Excerpts from an interface dataset
──────

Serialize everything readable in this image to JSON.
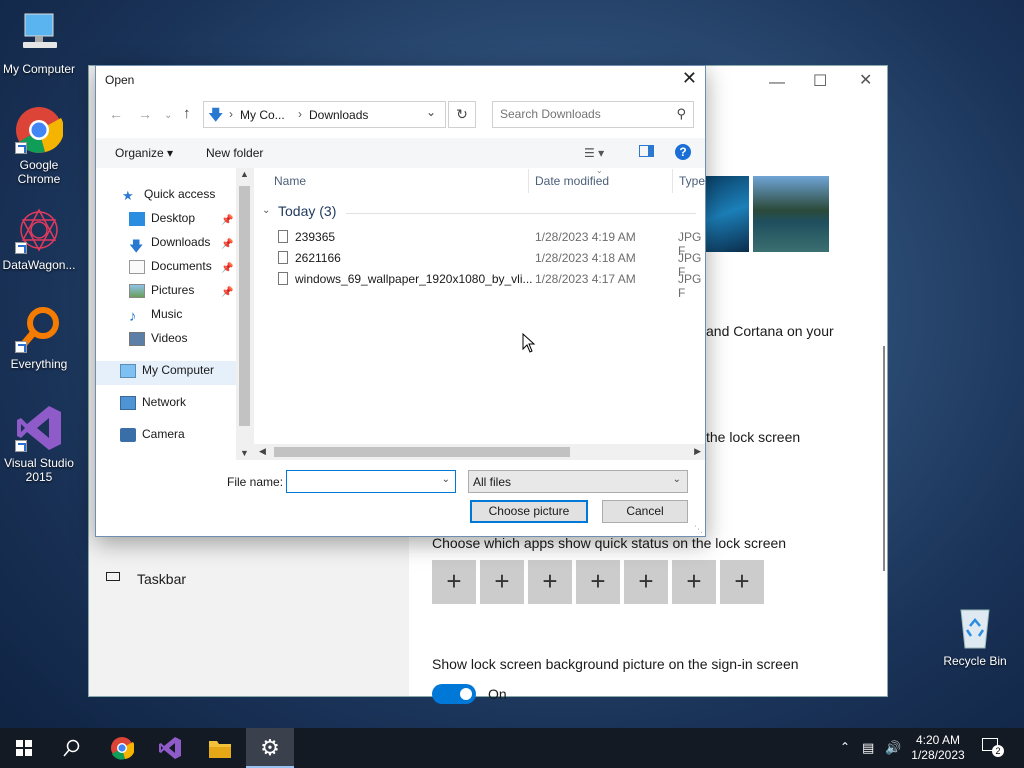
{
  "desktop": {
    "icons": [
      {
        "label": "My Computer",
        "icon": "computer-icon"
      },
      {
        "label": "Google Chrome",
        "icon": "chrome-icon"
      },
      {
        "label": "DataWagon...",
        "icon": "datawagon-icon"
      },
      {
        "label": "Everything",
        "icon": "everything-search-icon"
      },
      {
        "label": "Visual Studio 2015",
        "icon": "visual-studio-icon"
      },
      {
        "label": "Recycle Bin",
        "icon": "recycle-bin-icon"
      }
    ]
  },
  "settings": {
    "left_item": "Taskbar",
    "text_cortana": "and Cortana on your",
    "text_lock": "the lock screen",
    "quick_status_title": "Choose which apps show quick status on the lock screen",
    "quick_buttons": [
      "+",
      "+",
      "+",
      "+",
      "+",
      "+",
      "+"
    ],
    "signin_title": "Show lock screen background picture on the sign-in screen",
    "toggle_label": "On"
  },
  "dialog": {
    "title": "Open",
    "address": {
      "seg1": "My Co...",
      "seg2": "Downloads"
    },
    "search_placeholder": "Search Downloads",
    "organize": "Organize",
    "new_folder": "New folder",
    "nav": [
      {
        "label": "Quick access"
      },
      {
        "label": "Desktop"
      },
      {
        "label": "Downloads"
      },
      {
        "label": "Documents"
      },
      {
        "label": "Pictures"
      },
      {
        "label": "Music"
      },
      {
        "label": "Videos"
      },
      {
        "label": "My Computer"
      },
      {
        "label": "Network"
      },
      {
        "label": "Camera"
      }
    ],
    "columns": {
      "name": "Name",
      "date": "Date modified",
      "type": "Type"
    },
    "group": "Today (3)",
    "files": [
      {
        "name": "239365",
        "date": "1/28/2023 4:19 AM",
        "type": "JPG F"
      },
      {
        "name": "2621166",
        "date": "1/28/2023 4:18 AM",
        "type": "JPG F"
      },
      {
        "name": "windows_69_wallpaper_1920x1080_by_vli...",
        "date": "1/28/2023 4:17 AM",
        "type": "JPG F"
      }
    ],
    "file_name_label": "File name:",
    "file_name_value": "",
    "filter": "All files",
    "choose_button": "Choose picture",
    "cancel_button": "Cancel"
  },
  "taskbar": {
    "time": "4:20 AM",
    "date": "1/28/2023",
    "notification_count": "2"
  }
}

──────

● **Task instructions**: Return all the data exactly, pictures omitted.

● **Solution**:
Serialize everything readable in this image to JSON.
{
  "desktop": {
    "icons": [
      {
        "label": "My Computer",
        "icon": "computer-icon"
      },
      {
        "label": "Google Chrome",
        "icon": "chrome-icon"
      },
      {
        "label": "DataWagon...",
        "icon": "datawagon-icon"
      },
      {
        "label": "Everything",
        "icon": "everything-search-icon"
      },
      {
        "label": "Visual Studio 2015",
        "icon": "visual-studio-icon"
      },
      {
        "label": "Recycle Bin",
        "icon": "recycle-bin-icon"
      }
    ]
  },
  "settings": {
    "left_item": "Taskbar",
    "text_cortana": "and Cortana on your",
    "text_lock": "the lock screen",
    "quick_status_title": "Choose which apps show quick status on the lock screen",
    "quick_buttons": [
      "+",
      "+",
      "+",
      "+",
      "+",
      "+",
      "+"
    ],
    "signin_title": "Show lock screen background picture on the sign-in screen",
    "toggle_label": "On"
  },
  "dialog": {
    "title": "Open",
    "address": {
      "seg1": "My Co...",
      "seg2": "Downloads"
    },
    "search_placeholder": "Search Downloads",
    "organize": "Organize",
    "new_folder": "New folder",
    "nav": [
      {
        "label": "Quick access"
      },
      {
        "label": "Desktop"
      },
      {
        "label": "Downloads"
      },
      {
        "label": "Documents"
      },
      {
        "label": "Pictures"
      },
      {
        "label": "Music"
      },
      {
        "label": "Videos"
      },
      {
        "label": "My Computer"
      },
      {
        "label": "Network"
      },
      {
        "label": "Camera"
      }
    ],
    "columns": {
      "name": "Name",
      "date": "Date modified",
      "type": "Type"
    },
    "group": "Today (3)",
    "files": [
      {
        "name": "239365",
        "date": "1/28/2023 4:19 AM",
        "type": "JPG F"
      },
      {
        "name": "2621166",
        "date": "1/28/2023 4:18 AM",
        "type": "JPG F"
      },
      {
        "name": "windows_69_wallpaper_1920x1080_by_vli...",
        "date": "1/28/2023 4:17 AM",
        "type": "JPG F"
      }
    ],
    "file_name_label": "File name:",
    "file_name_value": "",
    "filter": "All files",
    "choose_button": "Choose picture",
    "cancel_button": "Cancel"
  },
  "taskbar": {
    "time": "4:20 AM",
    "date": "1/28/2023",
    "notification_count": "2"
  }
}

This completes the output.